===== Extracted material =====

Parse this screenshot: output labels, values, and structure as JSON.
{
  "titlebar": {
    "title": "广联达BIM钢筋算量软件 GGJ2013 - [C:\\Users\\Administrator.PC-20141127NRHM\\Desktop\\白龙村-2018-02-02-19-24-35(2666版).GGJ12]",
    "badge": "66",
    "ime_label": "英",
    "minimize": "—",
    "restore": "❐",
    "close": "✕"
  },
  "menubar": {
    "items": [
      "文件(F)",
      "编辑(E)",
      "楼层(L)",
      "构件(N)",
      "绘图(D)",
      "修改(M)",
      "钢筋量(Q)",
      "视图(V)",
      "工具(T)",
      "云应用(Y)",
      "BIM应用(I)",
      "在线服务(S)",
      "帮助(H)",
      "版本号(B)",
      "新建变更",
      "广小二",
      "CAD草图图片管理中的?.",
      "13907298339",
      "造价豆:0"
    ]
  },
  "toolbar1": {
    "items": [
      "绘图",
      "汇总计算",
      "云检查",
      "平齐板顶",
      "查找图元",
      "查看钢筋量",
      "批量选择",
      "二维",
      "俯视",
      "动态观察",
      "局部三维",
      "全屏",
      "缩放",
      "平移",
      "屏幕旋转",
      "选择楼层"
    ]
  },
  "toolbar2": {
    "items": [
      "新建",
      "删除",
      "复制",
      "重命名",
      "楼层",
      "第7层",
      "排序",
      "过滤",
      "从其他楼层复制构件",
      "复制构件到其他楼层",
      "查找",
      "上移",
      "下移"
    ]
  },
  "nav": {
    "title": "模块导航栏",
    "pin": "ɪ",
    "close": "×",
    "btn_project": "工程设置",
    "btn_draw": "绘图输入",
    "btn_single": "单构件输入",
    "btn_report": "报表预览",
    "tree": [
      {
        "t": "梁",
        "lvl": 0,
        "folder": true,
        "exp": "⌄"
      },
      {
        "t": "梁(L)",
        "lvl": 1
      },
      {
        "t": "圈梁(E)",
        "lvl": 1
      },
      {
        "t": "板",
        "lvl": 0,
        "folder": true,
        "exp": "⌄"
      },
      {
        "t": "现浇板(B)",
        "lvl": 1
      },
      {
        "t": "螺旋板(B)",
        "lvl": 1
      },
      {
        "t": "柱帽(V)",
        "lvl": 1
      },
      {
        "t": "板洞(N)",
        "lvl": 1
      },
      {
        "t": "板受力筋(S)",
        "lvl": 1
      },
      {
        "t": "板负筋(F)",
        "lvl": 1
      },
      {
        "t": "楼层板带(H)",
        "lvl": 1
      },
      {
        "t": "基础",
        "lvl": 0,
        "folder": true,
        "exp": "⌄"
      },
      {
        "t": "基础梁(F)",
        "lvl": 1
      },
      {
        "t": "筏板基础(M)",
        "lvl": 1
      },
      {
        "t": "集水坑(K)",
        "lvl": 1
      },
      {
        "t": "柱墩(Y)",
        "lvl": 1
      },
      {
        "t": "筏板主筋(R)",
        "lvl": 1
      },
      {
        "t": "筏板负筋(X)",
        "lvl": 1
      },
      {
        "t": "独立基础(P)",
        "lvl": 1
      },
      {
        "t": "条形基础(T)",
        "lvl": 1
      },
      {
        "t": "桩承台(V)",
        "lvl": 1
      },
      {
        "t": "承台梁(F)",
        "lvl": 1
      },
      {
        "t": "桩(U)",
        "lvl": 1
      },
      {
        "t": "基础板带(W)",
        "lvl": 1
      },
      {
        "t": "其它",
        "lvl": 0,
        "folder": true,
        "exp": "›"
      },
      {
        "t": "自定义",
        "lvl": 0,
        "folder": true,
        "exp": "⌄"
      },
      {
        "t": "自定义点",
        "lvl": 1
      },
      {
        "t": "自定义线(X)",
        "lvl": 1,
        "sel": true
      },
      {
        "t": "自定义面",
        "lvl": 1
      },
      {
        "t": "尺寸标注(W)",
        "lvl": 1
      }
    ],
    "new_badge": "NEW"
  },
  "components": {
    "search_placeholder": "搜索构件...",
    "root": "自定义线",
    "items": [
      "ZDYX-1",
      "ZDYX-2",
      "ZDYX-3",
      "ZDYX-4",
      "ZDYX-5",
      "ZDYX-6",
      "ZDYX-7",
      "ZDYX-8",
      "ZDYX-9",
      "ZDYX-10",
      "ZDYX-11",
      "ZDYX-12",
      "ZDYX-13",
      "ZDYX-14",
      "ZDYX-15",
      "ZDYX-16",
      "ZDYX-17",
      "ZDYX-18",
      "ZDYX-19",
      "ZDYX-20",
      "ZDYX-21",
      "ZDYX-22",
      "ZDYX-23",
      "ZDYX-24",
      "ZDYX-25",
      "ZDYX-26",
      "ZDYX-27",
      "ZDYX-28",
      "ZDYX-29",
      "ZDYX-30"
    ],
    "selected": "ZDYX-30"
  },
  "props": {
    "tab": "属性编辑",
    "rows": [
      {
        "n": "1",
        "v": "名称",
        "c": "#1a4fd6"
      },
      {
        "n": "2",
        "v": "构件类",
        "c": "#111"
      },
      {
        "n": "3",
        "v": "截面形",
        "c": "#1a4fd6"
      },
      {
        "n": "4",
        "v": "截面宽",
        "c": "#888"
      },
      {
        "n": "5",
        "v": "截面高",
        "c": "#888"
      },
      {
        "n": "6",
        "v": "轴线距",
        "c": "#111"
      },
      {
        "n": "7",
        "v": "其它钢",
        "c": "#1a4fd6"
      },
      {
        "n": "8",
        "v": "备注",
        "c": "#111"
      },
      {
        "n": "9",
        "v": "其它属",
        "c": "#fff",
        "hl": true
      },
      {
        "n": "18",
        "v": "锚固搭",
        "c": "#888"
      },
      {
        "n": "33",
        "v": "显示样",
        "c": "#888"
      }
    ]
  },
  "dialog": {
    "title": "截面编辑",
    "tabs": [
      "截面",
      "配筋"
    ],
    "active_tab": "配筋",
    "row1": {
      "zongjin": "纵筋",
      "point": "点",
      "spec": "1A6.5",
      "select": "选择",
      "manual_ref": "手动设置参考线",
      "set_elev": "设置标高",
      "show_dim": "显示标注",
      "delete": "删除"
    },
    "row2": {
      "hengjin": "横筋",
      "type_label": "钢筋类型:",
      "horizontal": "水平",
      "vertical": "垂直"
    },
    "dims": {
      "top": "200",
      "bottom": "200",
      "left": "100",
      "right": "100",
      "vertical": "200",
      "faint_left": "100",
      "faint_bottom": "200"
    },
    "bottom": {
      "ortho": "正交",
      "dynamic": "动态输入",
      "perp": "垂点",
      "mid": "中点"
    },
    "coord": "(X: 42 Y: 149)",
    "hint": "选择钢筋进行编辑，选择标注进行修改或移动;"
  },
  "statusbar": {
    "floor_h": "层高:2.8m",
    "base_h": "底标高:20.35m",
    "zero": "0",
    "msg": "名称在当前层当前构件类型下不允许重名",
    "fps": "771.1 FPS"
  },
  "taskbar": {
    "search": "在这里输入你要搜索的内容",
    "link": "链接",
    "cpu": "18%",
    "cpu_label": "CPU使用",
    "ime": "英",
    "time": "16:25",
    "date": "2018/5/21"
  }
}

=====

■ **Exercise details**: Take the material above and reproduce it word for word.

■ **Task response**:
Parse this screenshot: output labels, values, and structure as JSON.
{
  "titlebar": {
    "title": "广联达BIM钢筋算量软件 GGJ2013 - [C:\\Users\\Administrator.PC-20141127NRHM\\Desktop\\白龙村-2018-02-02-19-24-35(2666版).GGJ12]",
    "badge": "66",
    "ime_label": "英",
    "minimize": "—",
    "restore": "❐",
    "close": "✕"
  },
  "menubar": {
    "items": [
      "文件(F)",
      "编辑(E)",
      "楼层(L)",
      "构件(N)",
      "绘图(D)",
      "修改(M)",
      "钢筋量(Q)",
      "视图(V)",
      "工具(T)",
      "云应用(Y)",
      "BIM应用(I)",
      "在线服务(S)",
      "帮助(H)",
      "版本号(B)",
      "新建变更",
      "广小二",
      "CAD草图图片管理中的?.",
      "13907298339",
      "造价豆:0"
    ]
  },
  "toolbar1": {
    "items": [
      "绘图",
      "汇总计算",
      "云检查",
      "平齐板顶",
      "查找图元",
      "查看钢筋量",
      "批量选择",
      "二维",
      "俯视",
      "动态观察",
      "局部三维",
      "全屏",
      "缩放",
      "平移",
      "屏幕旋转",
      "选择楼层"
    ]
  },
  "toolbar2": {
    "items": [
      "新建",
      "删除",
      "复制",
      "重命名",
      "楼层",
      "第7层",
      "排序",
      "过滤",
      "从其他楼层复制构件",
      "复制构件到其他楼层",
      "查找",
      "上移",
      "下移"
    ]
  },
  "nav": {
    "title": "模块导航栏",
    "pin": "ɪ",
    "close": "×",
    "btn_project": "工程设置",
    "btn_draw": "绘图输入",
    "btn_single": "单构件输入",
    "btn_report": "报表预览",
    "tree": [
      {
        "t": "梁",
        "lvl": 0,
        "folder": true,
        "exp": "⌄"
      },
      {
        "t": "梁(L)",
        "lvl": 1
      },
      {
        "t": "圈梁(E)",
        "lvl": 1
      },
      {
        "t": "板",
        "lvl": 0,
        "folder": true,
        "exp": "⌄"
      },
      {
        "t": "现浇板(B)",
        "lvl": 1
      },
      {
        "t": "螺旋板(B)",
        "lvl": 1
      },
      {
        "t": "柱帽(V)",
        "lvl": 1
      },
      {
        "t": "板洞(N)",
        "lvl": 1
      },
      {
        "t": "板受力筋(S)",
        "lvl": 1
      },
      {
        "t": "板负筋(F)",
        "lvl": 1
      },
      {
        "t": "楼层板带(H)",
        "lvl": 1
      },
      {
        "t": "基础",
        "lvl": 0,
        "folder": true,
        "exp": "⌄"
      },
      {
        "t": "基础梁(F)",
        "lvl": 1
      },
      {
        "t": "筏板基础(M)",
        "lvl": 1
      },
      {
        "t": "集水坑(K)",
        "lvl": 1
      },
      {
        "t": "柱墩(Y)",
        "lvl": 1
      },
      {
        "t": "筏板主筋(R)",
        "lvl": 1
      },
      {
        "t": "筏板负筋(X)",
        "lvl": 1
      },
      {
        "t": "独立基础(P)",
        "lvl": 1
      },
      {
        "t": "条形基础(T)",
        "lvl": 1
      },
      {
        "t": "桩承台(V)",
        "lvl": 1
      },
      {
        "t": "承台梁(F)",
        "lvl": 1
      },
      {
        "t": "桩(U)",
        "lvl": 1
      },
      {
        "t": "基础板带(W)",
        "lvl": 1
      },
      {
        "t": "其它",
        "lvl": 0,
        "folder": true,
        "exp": "›"
      },
      {
        "t": "自定义",
        "lvl": 0,
        "folder": true,
        "exp": "⌄"
      },
      {
        "t": "自定义点",
        "lvl": 1
      },
      {
        "t": "自定义线(X)",
        "lvl": 1,
        "sel": true
      },
      {
        "t": "自定义面",
        "lvl": 1
      },
      {
        "t": "尺寸标注(W)",
        "lvl": 1
      }
    ],
    "new_badge": "NEW"
  },
  "components": {
    "search_placeholder": "搜索构件...",
    "root": "自定义线",
    "items": [
      "ZDYX-1",
      "ZDYX-2",
      "ZDYX-3",
      "ZDYX-4",
      "ZDYX-5",
      "ZDYX-6",
      "ZDYX-7",
      "ZDYX-8",
      "ZDYX-9",
      "ZDYX-10",
      "ZDYX-11",
      "ZDYX-12",
      "ZDYX-13",
      "ZDYX-14",
      "ZDYX-15",
      "ZDYX-16",
      "ZDYX-17",
      "ZDYX-18",
      "ZDYX-19",
      "ZDYX-20",
      "ZDYX-21",
      "ZDYX-22",
      "ZDYX-23",
      "ZDYX-24",
      "ZDYX-25",
      "ZDYX-26",
      "ZDYX-27",
      "ZDYX-28",
      "ZDYX-29",
      "ZDYX-30"
    ],
    "selected": "ZDYX-30"
  },
  "props": {
    "tab": "属性编辑",
    "rows": [
      {
        "n": "1",
        "v": "名称",
        "c": "#1a4fd6"
      },
      {
        "n": "2",
        "v": "构件类",
        "c": "#111"
      },
      {
        "n": "3",
        "v": "截面形",
        "c": "#1a4fd6"
      },
      {
        "n": "4",
        "v": "截面宽",
        "c": "#888"
      },
      {
        "n": "5",
        "v": "截面高",
        "c": "#888"
      },
      {
        "n": "6",
        "v": "轴线距",
        "c": "#111"
      },
      {
        "n": "7",
        "v": "其它钢",
        "c": "#1a4fd6"
      },
      {
        "n": "8",
        "v": "备注",
        "c": "#111"
      },
      {
        "n": "9",
        "v": "其它属",
        "c": "#fff",
        "hl": true
      },
      {
        "n": "18",
        "v": "锚固搭",
        "c": "#888"
      },
      {
        "n": "33",
        "v": "显示样",
        "c": "#888"
      }
    ]
  },
  "dialog": {
    "title": "截面编辑",
    "tabs": [
      "截面",
      "配筋"
    ],
    "active_tab": "配筋",
    "row1": {
      "zongjin": "纵筋",
      "point": "点",
      "spec": "1A6.5",
      "select": "选择",
      "manual_ref": "手动设置参考线",
      "set_elev": "设置标高",
      "show_dim": "显示标注",
      "delete": "删除"
    },
    "row2": {
      "hengjin": "横筋",
      "type_label": "钢筋类型:",
      "horizontal": "水平",
      "vertical": "垂直"
    },
    "dims": {
      "top": "200",
      "bottom": "200",
      "left": "100",
      "right": "100",
      "vertical": "200",
      "faint_left": "100",
      "faint_bottom": "200"
    },
    "bottom": {
      "ortho": "正交",
      "dynamic": "动态输入",
      "perp": "垂点",
      "mid": "中点"
    },
    "coord": "(X: 42 Y: 149)",
    "hint": "选择钢筋进行编辑，选择标注进行修改或移动;"
  },
  "statusbar": {
    "floor_h": "层高:2.8m",
    "base_h": "底标高:20.35m",
    "zero": "0",
    "msg": "名称在当前层当前构件类型下不允许重名",
    "fps": "771.1 FPS"
  },
  "taskbar": {
    "search": "在这里输入你要搜索的内容",
    "link": "链接",
    "cpu": "18%",
    "cpu_label": "CPU使用",
    "ime": "英",
    "time": "16:25",
    "date": "2018/5/21"
  }
}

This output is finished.